(Entries taken from a collection)
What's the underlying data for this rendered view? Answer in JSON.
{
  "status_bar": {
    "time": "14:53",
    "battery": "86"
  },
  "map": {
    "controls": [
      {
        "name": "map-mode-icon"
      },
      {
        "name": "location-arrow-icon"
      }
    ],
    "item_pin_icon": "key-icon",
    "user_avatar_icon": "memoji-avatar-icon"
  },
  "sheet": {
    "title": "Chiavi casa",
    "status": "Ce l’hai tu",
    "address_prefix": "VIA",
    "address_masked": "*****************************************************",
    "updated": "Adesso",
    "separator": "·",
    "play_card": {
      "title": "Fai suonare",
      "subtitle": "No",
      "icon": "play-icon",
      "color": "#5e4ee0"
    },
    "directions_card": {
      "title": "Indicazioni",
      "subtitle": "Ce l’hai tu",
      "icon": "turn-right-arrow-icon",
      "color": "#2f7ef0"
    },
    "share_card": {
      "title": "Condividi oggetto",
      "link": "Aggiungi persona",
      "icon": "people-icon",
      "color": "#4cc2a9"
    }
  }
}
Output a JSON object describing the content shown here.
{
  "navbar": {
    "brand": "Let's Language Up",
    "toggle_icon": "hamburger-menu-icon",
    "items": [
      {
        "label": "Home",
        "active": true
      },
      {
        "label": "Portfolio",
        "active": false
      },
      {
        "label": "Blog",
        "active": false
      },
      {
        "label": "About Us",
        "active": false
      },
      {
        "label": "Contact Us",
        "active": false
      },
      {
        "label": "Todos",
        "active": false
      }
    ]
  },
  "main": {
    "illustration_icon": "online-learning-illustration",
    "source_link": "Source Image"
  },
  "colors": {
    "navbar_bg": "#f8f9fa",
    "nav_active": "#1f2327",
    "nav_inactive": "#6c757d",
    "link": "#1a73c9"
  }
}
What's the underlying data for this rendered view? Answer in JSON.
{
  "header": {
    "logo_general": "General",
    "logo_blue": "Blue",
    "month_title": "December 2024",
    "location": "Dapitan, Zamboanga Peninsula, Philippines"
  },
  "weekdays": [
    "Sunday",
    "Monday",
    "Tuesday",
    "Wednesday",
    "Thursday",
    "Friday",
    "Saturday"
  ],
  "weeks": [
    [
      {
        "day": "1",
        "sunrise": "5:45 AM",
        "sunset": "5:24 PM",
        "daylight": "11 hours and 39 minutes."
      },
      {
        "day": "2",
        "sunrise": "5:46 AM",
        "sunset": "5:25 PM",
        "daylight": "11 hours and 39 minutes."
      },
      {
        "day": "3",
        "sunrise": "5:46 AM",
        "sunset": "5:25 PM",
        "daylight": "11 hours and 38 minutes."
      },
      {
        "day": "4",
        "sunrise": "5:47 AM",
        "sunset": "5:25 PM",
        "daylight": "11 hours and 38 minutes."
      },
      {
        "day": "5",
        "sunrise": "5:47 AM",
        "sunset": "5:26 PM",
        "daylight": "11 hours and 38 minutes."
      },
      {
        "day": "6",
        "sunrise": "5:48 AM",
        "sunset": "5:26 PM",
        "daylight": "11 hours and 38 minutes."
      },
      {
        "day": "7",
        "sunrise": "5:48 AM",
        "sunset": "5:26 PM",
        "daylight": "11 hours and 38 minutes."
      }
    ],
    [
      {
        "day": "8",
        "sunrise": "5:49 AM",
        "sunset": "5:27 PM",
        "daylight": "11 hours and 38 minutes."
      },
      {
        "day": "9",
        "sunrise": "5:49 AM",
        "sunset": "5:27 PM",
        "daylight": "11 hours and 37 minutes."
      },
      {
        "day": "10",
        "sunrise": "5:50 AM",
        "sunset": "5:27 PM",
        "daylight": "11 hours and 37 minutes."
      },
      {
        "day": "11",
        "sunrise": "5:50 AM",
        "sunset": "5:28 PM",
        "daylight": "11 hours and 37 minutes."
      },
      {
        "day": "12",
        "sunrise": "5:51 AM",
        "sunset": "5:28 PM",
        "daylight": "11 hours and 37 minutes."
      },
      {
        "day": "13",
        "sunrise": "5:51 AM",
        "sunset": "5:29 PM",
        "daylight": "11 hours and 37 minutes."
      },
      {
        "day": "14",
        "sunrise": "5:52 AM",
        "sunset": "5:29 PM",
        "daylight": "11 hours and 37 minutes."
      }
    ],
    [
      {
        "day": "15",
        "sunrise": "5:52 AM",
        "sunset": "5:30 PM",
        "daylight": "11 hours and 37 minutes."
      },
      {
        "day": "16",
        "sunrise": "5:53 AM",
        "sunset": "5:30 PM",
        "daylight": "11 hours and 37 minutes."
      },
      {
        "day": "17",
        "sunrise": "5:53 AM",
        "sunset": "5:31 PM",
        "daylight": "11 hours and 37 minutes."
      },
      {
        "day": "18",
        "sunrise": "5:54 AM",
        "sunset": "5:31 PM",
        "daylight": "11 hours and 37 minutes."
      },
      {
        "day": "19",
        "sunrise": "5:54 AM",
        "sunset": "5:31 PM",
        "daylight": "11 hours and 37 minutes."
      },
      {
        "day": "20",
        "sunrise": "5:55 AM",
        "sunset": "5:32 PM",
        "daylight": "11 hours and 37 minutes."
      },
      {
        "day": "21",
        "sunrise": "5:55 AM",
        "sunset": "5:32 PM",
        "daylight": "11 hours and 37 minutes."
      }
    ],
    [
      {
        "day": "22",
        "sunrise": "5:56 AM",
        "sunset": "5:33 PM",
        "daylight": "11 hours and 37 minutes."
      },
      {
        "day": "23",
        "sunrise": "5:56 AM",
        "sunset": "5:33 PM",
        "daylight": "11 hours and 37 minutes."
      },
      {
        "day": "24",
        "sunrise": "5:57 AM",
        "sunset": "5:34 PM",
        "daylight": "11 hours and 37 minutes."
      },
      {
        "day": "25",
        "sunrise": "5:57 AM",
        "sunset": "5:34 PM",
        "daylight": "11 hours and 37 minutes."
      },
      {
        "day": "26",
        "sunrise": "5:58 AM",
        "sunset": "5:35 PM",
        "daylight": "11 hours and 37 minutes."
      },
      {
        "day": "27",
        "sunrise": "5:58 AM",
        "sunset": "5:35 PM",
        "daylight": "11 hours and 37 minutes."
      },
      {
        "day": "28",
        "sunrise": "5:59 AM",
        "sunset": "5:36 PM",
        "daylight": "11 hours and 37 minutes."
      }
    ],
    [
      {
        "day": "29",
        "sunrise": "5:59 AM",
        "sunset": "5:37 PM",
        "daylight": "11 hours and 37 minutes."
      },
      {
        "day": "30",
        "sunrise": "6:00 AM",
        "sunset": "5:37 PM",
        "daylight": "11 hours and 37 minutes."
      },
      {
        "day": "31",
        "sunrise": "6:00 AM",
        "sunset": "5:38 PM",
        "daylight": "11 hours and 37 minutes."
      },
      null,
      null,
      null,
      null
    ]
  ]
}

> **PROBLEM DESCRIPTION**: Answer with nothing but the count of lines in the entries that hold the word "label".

> **WRITTEN ANSWER**: 6